Morris and Kweeder began posting about new batches of their fortified wine every few months — and with the direct-to consumer model, they would sell out within hours

"They're small batches, but there was a genuine fervor to try something that was a bit weird but at the same time, completely conventional," Morris said. "Vermouth is age-old in that you're waste-streaming things to preserve something with one other thing you might have on hand."

The temporary cocktails-to-go law allowed Morris and Kweeder to sell their vermouth right up until the state's General Assembly voted to end Gov. Tom Wolf's emergency declaration in June 2021, which suddenly made to-go drinks illegal. 

"It meant that we had just finished a batch of vermouth on site that a day ago was legal to sell to willing customers who were supporting a pandemic-afflicted business, and all of a sudden we had all this inventory that we couldn't sell to-go," Morris said. "It had a massive impact for a fun little project that had actually become a viable business. Frustrating would be putting it lightly."

Currently, Dumpster Juice is produced, bottled, and sold directly from Vox Vineti Winery in Christiana, Lancaster County. The vermouth is derived from wines and other products that Vox Vineti and other wineries do not intend to use or sell. 

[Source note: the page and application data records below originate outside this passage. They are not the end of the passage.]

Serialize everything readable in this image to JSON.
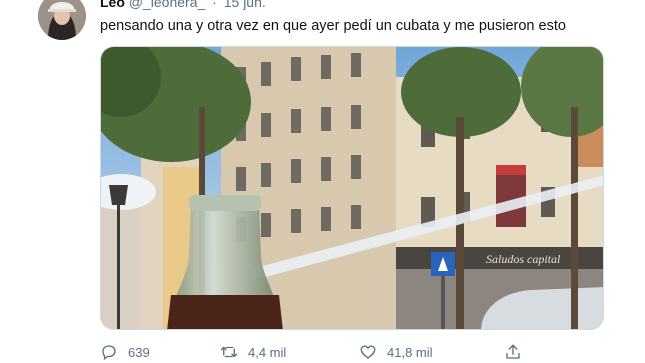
{
  "tweet": {
    "author_name": "Leo",
    "handle": "@_leonera_",
    "separator": "·",
    "date": "15 jun.",
    "text": "pensando una y otra vez en que ayer pedí un cubata y me pusieron esto"
  },
  "media": {
    "sign_text": "Saludos capital"
  },
  "actions": {
    "replies": "639",
    "retweets": "4,4 mil",
    "likes": "41,8 mil"
  },
  "icons": [
    "avatar",
    "reply-icon",
    "retweet-icon",
    "like-icon",
    "share-icon"
  ]
}
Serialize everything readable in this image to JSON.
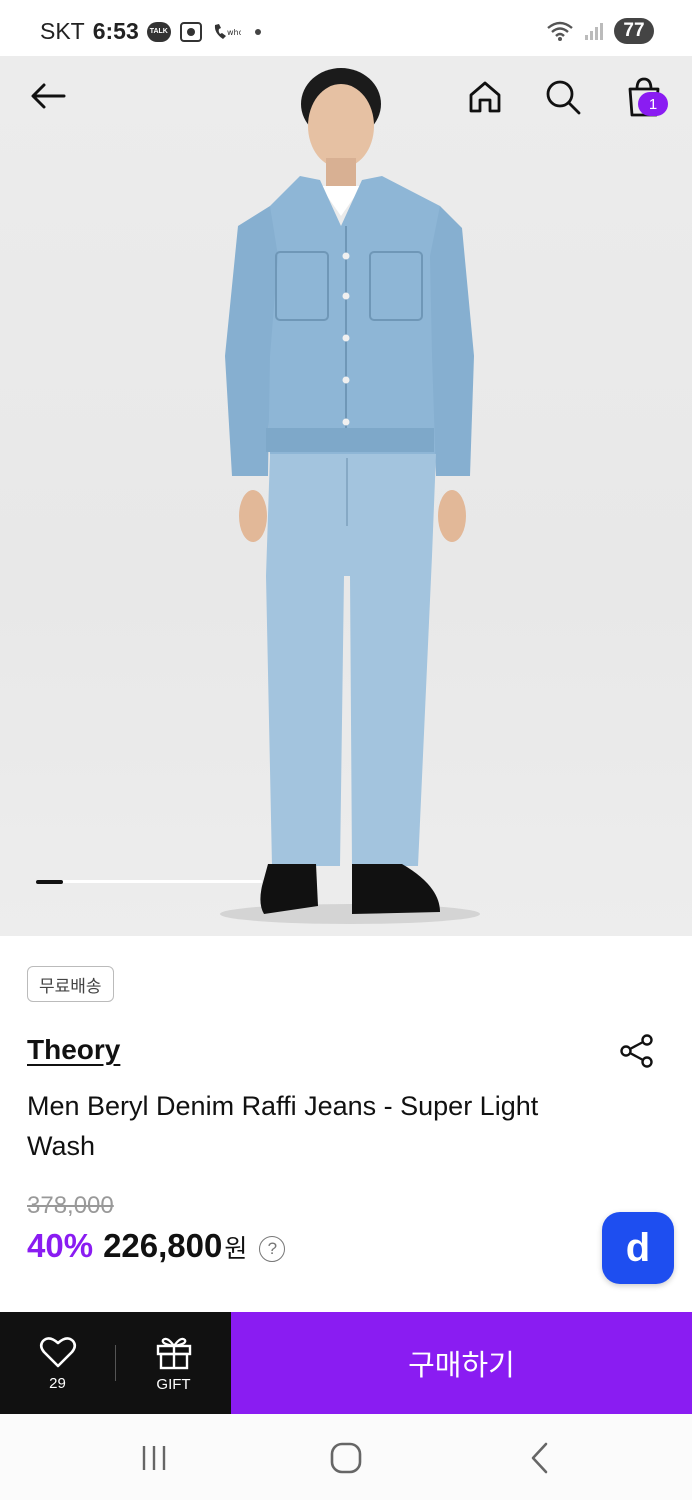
{
  "status_bar": {
    "carrier": "SKT",
    "time": "6:53",
    "talk_label": "TALK",
    "battery": "77"
  },
  "header": {
    "back_icon": "arrow-left-icon",
    "home_icon": "home-icon",
    "search_icon": "search-icon",
    "cart_icon": "shopping-bag-icon",
    "cart_count": "1"
  },
  "carousel": {
    "image": "product-photo-denim-model",
    "current_slide_fraction": 0.12
  },
  "product": {
    "badge": "무료배송",
    "brand": "Theory",
    "title": "Men Beryl Denim Raffi Jeans - Super Light Wash",
    "original_price": "378,000",
    "discount": "40%",
    "price": "226,800",
    "currency": "원",
    "help": "?",
    "chat_button_label": "d"
  },
  "purchase_bar": {
    "like_count": "29",
    "gift_label": "GIFT",
    "buy_label": "구매하기"
  },
  "colors": {
    "accent": "#8a1cf2",
    "dark": "#111111",
    "chat_blue": "#1e4ef0"
  }
}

Until Fell to Earth opens its doors in 2023, customers can still buy new batches of vermouth from the suburban winery. Once the business gets up and running, it will focus on filling wholesale orders for restaurants, wine shops and other businesses.  

Morris believes that drinking Dumpster Juice — disgusting name aside — has helped people realize that vermouth goes a long way on its own. He and Kweeder hope that the dedicated space will expand the business, though it will be small at the outset. 

Those who are interested in updates can check out Bloomsday Cafe and Dumpster Juice's Instagram accounts for new batch drops before the Fell to Earth production space officially opens.